(Source data)
-----

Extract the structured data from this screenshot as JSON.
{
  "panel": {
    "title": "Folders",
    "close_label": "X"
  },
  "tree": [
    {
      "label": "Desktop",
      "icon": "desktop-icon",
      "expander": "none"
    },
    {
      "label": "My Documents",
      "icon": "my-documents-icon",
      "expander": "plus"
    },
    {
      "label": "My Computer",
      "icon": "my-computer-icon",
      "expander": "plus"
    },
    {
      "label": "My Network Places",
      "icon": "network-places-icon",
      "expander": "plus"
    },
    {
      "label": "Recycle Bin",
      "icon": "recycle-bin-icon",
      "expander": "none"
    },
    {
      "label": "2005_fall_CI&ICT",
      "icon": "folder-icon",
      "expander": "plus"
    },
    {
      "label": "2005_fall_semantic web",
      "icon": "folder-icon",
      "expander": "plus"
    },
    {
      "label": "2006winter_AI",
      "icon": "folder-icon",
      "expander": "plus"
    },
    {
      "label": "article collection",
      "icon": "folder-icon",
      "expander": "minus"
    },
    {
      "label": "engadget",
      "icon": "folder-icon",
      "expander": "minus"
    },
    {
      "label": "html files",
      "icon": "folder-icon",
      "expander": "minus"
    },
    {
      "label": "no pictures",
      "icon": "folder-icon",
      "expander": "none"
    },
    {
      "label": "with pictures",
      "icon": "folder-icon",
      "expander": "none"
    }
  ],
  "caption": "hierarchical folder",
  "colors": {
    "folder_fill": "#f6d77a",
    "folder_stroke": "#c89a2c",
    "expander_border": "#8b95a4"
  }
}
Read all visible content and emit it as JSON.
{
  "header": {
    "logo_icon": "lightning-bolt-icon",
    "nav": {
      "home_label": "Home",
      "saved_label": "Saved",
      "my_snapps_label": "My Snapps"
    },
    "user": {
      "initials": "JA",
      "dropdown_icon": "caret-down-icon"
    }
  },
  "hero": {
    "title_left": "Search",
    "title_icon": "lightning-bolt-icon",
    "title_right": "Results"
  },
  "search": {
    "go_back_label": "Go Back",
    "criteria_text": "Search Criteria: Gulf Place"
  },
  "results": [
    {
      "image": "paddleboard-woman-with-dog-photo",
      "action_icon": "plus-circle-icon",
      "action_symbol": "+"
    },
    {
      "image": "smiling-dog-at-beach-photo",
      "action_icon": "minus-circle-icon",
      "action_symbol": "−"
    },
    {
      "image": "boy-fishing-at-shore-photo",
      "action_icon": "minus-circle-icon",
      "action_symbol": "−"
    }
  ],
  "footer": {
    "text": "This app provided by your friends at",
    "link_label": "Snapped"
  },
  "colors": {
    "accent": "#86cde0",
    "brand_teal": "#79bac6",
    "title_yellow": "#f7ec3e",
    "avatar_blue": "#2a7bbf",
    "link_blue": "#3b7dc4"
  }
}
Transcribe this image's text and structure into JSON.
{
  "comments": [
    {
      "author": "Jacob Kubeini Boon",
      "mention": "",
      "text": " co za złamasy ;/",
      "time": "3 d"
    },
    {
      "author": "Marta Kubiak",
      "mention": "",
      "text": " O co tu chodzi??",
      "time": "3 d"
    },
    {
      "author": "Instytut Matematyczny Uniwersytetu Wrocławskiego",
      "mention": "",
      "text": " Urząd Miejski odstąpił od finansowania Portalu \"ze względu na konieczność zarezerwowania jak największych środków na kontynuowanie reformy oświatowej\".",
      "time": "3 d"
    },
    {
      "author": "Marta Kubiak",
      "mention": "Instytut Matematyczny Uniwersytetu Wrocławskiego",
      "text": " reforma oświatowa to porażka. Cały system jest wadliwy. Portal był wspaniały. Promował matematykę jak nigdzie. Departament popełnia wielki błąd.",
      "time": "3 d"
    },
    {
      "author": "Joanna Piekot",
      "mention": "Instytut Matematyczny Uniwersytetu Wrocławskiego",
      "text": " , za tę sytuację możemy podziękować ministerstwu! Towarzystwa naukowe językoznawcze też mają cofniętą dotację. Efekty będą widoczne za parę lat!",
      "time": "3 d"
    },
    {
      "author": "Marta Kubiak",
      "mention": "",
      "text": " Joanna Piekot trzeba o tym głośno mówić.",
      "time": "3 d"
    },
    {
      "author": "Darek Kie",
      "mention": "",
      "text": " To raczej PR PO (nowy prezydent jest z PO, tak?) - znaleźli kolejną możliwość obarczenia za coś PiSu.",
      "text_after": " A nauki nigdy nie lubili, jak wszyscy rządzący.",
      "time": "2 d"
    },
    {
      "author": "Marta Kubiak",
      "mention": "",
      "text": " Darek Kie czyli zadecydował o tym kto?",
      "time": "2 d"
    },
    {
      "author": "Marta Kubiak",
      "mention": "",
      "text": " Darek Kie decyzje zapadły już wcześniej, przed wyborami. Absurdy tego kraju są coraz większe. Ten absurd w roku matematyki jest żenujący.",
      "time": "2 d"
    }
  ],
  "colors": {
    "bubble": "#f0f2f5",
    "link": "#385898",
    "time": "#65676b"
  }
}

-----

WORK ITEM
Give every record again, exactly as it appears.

SOLUTION FOR THIS PROBLEM
Extract the structured data from this screenshot as JSON.
{
  "panel": {
    "title": "Folders",
    "close_label": "X"
  },
  "tree": [
    {
      "label": "Desktop",
      "icon": "desktop-icon",
      "expander": "none"
    },
    {
      "label": "My Documents",
      "icon": "my-documents-icon",
      "expander": "plus"
    },
    {
      "label": "My Computer",
      "icon": "my-computer-icon",
      "expander": "plus"
    },
    {
      "label": "My Network Places",
      "icon": "network-places-icon",
      "expander": "plus"
    },
    {
      "label": "Recycle Bin",
      "icon": "recycle-bin-icon",
      "expander": "none"
    },
    {
      "label": "2005_fall_CI&ICT",
      "icon": "folder-icon",
      "expander": "plus"
    },
    {
      "label": "2005_fall_semantic web",
      "icon": "folder-icon",
      "expander": "plus"
    },
    {
      "label": "2006winter_AI",
      "icon": "folder-icon",
      "expander": "plus"
    },
    {
      "label": "article collection",
      "icon": "folder-icon",
      "expander": "minus"
    },
    {
      "label": "engadget",
      "icon": "folder-icon",
      "expander": "minus"
    },
    {
      "label": "html files",
      "icon": "folder-icon",
      "expander": "minus"
    },
    {
      "label": "no pictures",
      "icon": "folder-icon",
      "expander": "none"
    },
    {
      "label": "with pictures",
      "icon": "folder-icon",
      "expander": "none"
    }
  ],
  "caption": "hierarchical folder",
  "colors": {
    "folder_fill": "#f6d77a",
    "folder_stroke": "#c89a2c",
    "expander_border": "#8b95a4"
  }
}
Read all visible content and emit it as JSON.
{
  "header": {
    "logo_icon": "lightning-bolt-icon",
    "nav": {
      "home_label": "Home",
      "saved_label": "Saved",
      "my_snapps_label": "My Snapps"
    },
    "user": {
      "initials": "JA",
      "dropdown_icon": "caret-down-icon"
    }
  },
  "hero": {
    "title_left": "Search",
    "title_icon": "lightning-bolt-icon",
    "title_right": "Results"
  },
  "search": {
    "go_back_label": "Go Back",
    "criteria_text": "Search Criteria: Gulf Place"
  },
  "results": [
    {
      "image": "paddleboard-woman-with-dog-photo",
      "action_icon": "plus-circle-icon",
      "action_symbol": "+"
    },
    {
      "image": "smiling-dog-at-beach-photo",
      "action_icon": "minus-circle-icon",
      "action_symbol": "−"
    },
    {
      "image": "boy-fishing-at-shore-photo",
      "action_icon": "minus-circle-icon",
      "action_symbol": "−"
    }
  ],
  "footer": {
    "text": "This app provided by your friends at",
    "link_label": "Snapped"
  },
  "colors": {
    "accent": "#86cde0",
    "brand_teal": "#79bac6",
    "title_yellow": "#f7ec3e",
    "avatar_blue": "#2a7bbf",
    "link_blue": "#3b7dc4"
  }
}
Transcribe this image's text and structure into JSON.
{
  "comments": [
    {
      "author": "Jacob Kubeini Boon",
      "mention": "",
      "text": " co za złamasy ;/",
      "time": "3 d"
    },
    {
      "author": "Marta Kubiak",
      "mention": "",
      "text": " O co tu chodzi??",
      "time": "3 d"
    },
    {
      "author": "Instytut Matematyczny Uniwersytetu Wrocławskiego",
      "mention": "",
      "text": " Urząd Miejski odstąpił od finansowania Portalu \"ze względu na konieczność zarezerwowania jak największych środków na kontynuowanie reformy oświatowej\".",
      "time": "3 d"
    },
    {
      "author": "Marta Kubiak",
      "mention": "Instytut Matematyczny Uniwersytetu Wrocławskiego",
      "text": " reforma oświatowa to porażka. Cały system jest wadliwy. Portal był wspaniały. Promował matematykę jak nigdzie. Departament popełnia wielki błąd.",
      "time": "3 d"
    },
    {
      "author": "Joanna Piekot",
      "mention": "Instytut Matematyczny Uniwersytetu Wrocławskiego",
      "text": " , za tę sytuację możemy podziękować ministerstwu! Towarzystwa naukowe językoznawcze też mają cofniętą dotację. Efekty będą widoczne za parę lat!",
      "time": "3 d"
    },
    {
      "author": "Marta Kubiak",
      "mention": "",
      "text": " Joanna Piekot trzeba o tym głośno mówić.",
      "time": "3 d"
    },
    {
      "author": "Darek Kie",
      "mention": "",
      "text": " To raczej PR PO (nowy prezydent jest z PO, tak?) - znaleźli kolejną możliwość obarczenia za coś PiSu.",
      "text_after": " A nauki nigdy nie lubili, jak wszyscy rządzący.",
      "time": "2 d"
    },
    {
      "author": "Marta Kubiak",
      "mention": "",
      "text": " Darek Kie czyli zadecydował o tym kto?",
      "time": "2 d"
    },
    {
      "author": "Marta Kubiak",
      "mention": "",
      "text": " Darek Kie decyzje zapadły już wcześniej, przed wyborami. Absurdy tego kraju są coraz większe. Ten absurd w roku matematyki jest żenujący.",
      "time": "2 d"
    }
  ],
  "colors": {
    "bubble": "#f0f2f5",
    "link": "#385898",
    "time": "#65676b"
  }
}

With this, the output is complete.